WHAT YOU HAVE TO DO
How many lines in the records below contain the word "footer"? Answer with the number and nothing else.
DATA RECORDS section start
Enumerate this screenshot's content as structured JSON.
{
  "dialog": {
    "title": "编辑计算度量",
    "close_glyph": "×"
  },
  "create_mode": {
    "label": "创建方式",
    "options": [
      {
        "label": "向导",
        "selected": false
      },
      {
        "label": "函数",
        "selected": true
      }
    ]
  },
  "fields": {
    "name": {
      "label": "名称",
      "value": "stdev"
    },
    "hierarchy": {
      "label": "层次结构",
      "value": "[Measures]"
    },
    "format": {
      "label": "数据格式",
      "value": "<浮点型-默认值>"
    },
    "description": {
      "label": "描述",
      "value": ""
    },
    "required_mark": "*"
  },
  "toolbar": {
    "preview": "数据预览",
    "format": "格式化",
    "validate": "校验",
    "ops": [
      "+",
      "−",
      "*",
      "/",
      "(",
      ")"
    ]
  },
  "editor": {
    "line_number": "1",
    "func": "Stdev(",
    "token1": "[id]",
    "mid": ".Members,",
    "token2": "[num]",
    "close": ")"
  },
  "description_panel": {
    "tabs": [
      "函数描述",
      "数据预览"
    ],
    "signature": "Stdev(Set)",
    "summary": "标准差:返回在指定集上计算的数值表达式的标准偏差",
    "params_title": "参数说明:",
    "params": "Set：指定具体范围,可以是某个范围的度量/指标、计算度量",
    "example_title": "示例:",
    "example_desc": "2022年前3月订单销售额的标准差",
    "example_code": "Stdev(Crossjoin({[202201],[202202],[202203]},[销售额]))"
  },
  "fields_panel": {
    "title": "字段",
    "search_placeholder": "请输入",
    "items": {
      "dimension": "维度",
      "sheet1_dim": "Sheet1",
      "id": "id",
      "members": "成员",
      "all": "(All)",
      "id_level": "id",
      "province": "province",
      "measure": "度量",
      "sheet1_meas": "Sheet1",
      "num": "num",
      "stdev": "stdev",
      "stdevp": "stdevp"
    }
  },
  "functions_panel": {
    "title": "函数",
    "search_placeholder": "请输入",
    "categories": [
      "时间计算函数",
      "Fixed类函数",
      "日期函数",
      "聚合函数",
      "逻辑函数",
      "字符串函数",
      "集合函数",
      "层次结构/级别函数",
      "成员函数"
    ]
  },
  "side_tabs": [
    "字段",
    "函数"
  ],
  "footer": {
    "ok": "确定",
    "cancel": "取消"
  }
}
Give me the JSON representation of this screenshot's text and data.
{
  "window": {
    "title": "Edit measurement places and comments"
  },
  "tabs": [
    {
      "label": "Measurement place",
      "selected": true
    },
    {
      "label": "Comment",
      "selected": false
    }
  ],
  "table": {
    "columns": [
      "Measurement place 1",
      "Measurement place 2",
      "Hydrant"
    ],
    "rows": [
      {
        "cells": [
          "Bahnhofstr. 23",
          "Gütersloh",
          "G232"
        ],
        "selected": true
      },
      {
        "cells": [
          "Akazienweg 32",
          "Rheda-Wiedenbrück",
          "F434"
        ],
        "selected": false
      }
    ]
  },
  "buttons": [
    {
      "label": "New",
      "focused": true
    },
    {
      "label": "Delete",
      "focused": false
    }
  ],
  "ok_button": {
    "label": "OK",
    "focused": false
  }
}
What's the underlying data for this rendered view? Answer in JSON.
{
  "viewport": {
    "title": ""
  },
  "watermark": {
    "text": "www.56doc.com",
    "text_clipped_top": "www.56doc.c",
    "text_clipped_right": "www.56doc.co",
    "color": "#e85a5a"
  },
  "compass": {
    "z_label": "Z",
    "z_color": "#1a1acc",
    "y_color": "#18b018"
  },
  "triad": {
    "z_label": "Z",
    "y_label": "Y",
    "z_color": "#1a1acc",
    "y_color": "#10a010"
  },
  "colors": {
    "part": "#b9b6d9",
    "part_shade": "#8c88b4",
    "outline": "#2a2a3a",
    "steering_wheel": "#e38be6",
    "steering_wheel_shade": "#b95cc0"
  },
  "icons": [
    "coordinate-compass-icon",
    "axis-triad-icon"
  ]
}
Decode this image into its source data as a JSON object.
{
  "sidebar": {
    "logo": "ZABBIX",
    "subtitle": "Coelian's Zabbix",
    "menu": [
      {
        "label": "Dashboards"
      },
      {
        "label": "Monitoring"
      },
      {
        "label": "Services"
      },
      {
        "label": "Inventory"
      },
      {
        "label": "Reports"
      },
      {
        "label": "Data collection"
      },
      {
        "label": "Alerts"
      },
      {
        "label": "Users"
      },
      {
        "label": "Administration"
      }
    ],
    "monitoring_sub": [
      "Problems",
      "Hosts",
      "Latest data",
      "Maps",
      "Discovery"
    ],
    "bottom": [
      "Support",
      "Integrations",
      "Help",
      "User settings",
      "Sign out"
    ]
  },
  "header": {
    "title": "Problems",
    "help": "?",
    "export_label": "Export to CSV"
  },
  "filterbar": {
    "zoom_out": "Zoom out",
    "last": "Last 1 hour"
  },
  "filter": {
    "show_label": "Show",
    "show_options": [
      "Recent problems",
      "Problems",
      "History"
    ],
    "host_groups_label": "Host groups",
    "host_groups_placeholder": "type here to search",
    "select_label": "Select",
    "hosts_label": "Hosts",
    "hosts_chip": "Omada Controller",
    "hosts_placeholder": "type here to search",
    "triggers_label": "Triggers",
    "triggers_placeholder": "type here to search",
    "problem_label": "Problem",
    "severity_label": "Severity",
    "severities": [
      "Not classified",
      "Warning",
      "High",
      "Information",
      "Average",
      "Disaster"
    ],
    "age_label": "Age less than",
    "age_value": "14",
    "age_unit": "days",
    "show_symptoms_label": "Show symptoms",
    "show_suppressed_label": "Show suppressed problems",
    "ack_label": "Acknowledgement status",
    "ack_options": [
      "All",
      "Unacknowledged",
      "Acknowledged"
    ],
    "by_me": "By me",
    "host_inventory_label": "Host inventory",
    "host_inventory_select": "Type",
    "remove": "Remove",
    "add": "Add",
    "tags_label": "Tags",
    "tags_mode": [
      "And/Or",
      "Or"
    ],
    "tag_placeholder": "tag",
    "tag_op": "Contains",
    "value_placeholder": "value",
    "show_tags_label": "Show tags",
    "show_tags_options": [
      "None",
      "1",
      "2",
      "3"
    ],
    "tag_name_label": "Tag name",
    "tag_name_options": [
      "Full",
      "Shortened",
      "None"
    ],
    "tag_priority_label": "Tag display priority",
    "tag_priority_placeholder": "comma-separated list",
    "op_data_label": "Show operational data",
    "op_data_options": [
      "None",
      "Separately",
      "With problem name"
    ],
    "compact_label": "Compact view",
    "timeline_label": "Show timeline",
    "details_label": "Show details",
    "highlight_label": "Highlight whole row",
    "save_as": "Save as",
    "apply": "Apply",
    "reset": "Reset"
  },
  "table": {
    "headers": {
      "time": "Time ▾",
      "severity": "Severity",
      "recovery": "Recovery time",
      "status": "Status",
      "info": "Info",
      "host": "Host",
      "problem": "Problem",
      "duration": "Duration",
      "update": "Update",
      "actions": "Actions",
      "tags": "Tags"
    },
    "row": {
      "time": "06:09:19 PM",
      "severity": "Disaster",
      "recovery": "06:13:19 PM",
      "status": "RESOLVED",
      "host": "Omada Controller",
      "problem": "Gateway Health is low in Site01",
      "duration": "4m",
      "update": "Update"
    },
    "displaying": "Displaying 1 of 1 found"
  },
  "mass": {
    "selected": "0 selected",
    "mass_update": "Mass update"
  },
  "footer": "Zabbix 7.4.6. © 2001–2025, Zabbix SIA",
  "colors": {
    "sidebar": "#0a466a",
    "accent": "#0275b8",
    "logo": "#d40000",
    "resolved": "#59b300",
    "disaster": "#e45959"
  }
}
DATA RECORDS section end
TASK ANSWER
2